DIRECTIONS FOR THIS TASK — Where a line contains the word "children", copy that line from the records below.

AVAILABLE DATA —
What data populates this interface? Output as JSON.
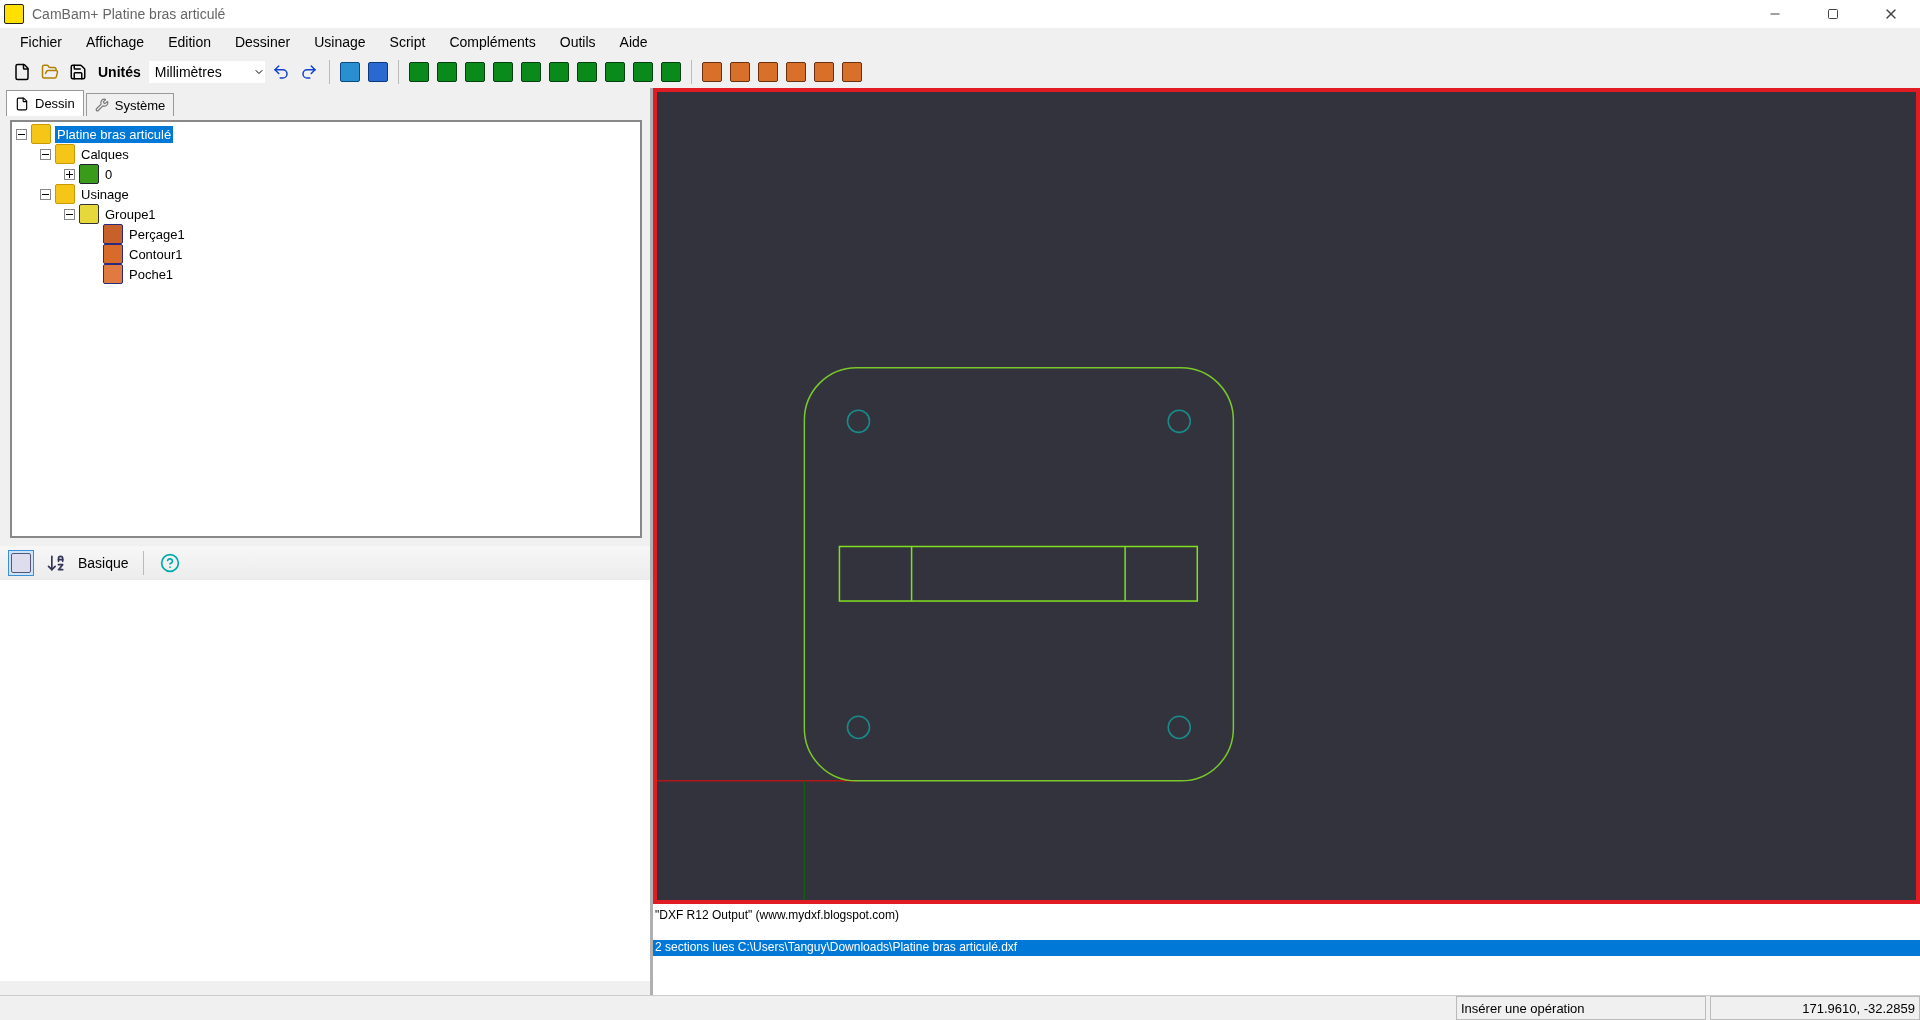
{
  "window": {
    "title": "CamBam+  Platine bras articulé"
  },
  "menu": [
    "Fichier",
    "Affichage",
    "Edition",
    "Dessiner",
    "Usinage",
    "Script",
    "Compléments",
    "Outils",
    "Aide"
  ],
  "toolbar": {
    "units_label": "Unités",
    "units_value": "Millimètres"
  },
  "panel_tabs": [
    {
      "label": "Dessin",
      "selected": true
    },
    {
      "label": "Système",
      "selected": false
    }
  ],
  "tree": [
    {
      "label": "Platine bras articulé",
      "kind": "folder",
      "selected": true,
      "expanded": true,
      "children": [
        {
          "label": "Calques",
          "kind": "folder",
          "selected": false,
          "expanded": true,
          "children": [
            {
              "label": "0",
              "kind": "layer",
              "selected": false,
              "expanded": false
            }
          ]
        },
        {
          "label": "Usinage",
          "kind": "folder",
          "selected": false,
          "expanded": true,
          "children": [
            {
              "label": "Groupe1",
              "kind": "group",
              "selected": false,
              "expanded": true,
              "children": [
                {
                  "label": "Perçage1",
                  "kind": "drill",
                  "selected": false
                },
                {
                  "label": "Contour1",
                  "kind": "profile",
                  "selected": false
                },
                {
                  "label": "Poche1",
                  "kind": "pocket",
                  "selected": false
                }
              ]
            }
          ]
        }
      ]
    }
  ],
  "properties_toolbar": {
    "categorized": true,
    "filter_label": "Basique"
  },
  "log": [
    {
      "text": "\"DXF R12 Output\" (www.mydxf.blogspot.com)",
      "selected": false
    },
    {
      "text": "2 sections lues C:\\Users\\Tanguy\\Downloads\\Platine bras articulé.dxf",
      "selected": true
    }
  ],
  "status_bar": [
    "Insérer une opération",
    "171.9610, -32.2859"
  ]
}
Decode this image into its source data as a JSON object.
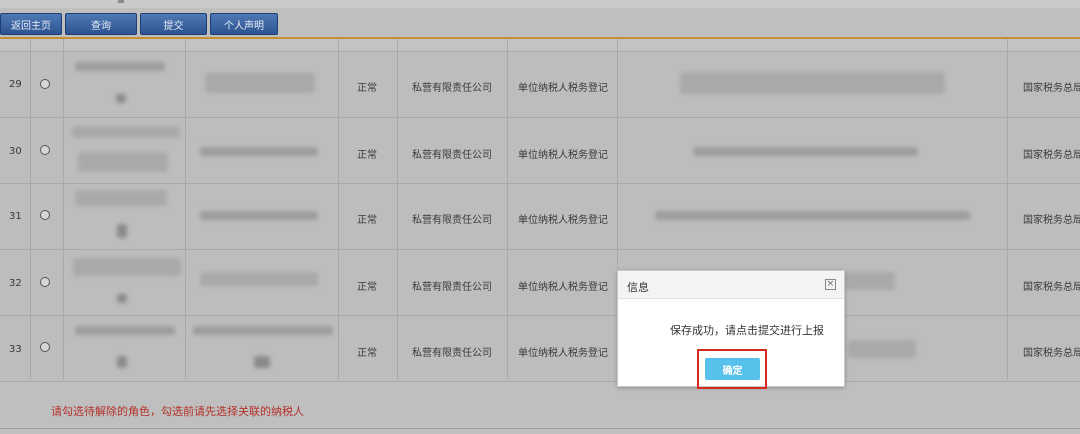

TASK OUTPUT —
      "children": [
          "children": [
          "children": [
              "children": [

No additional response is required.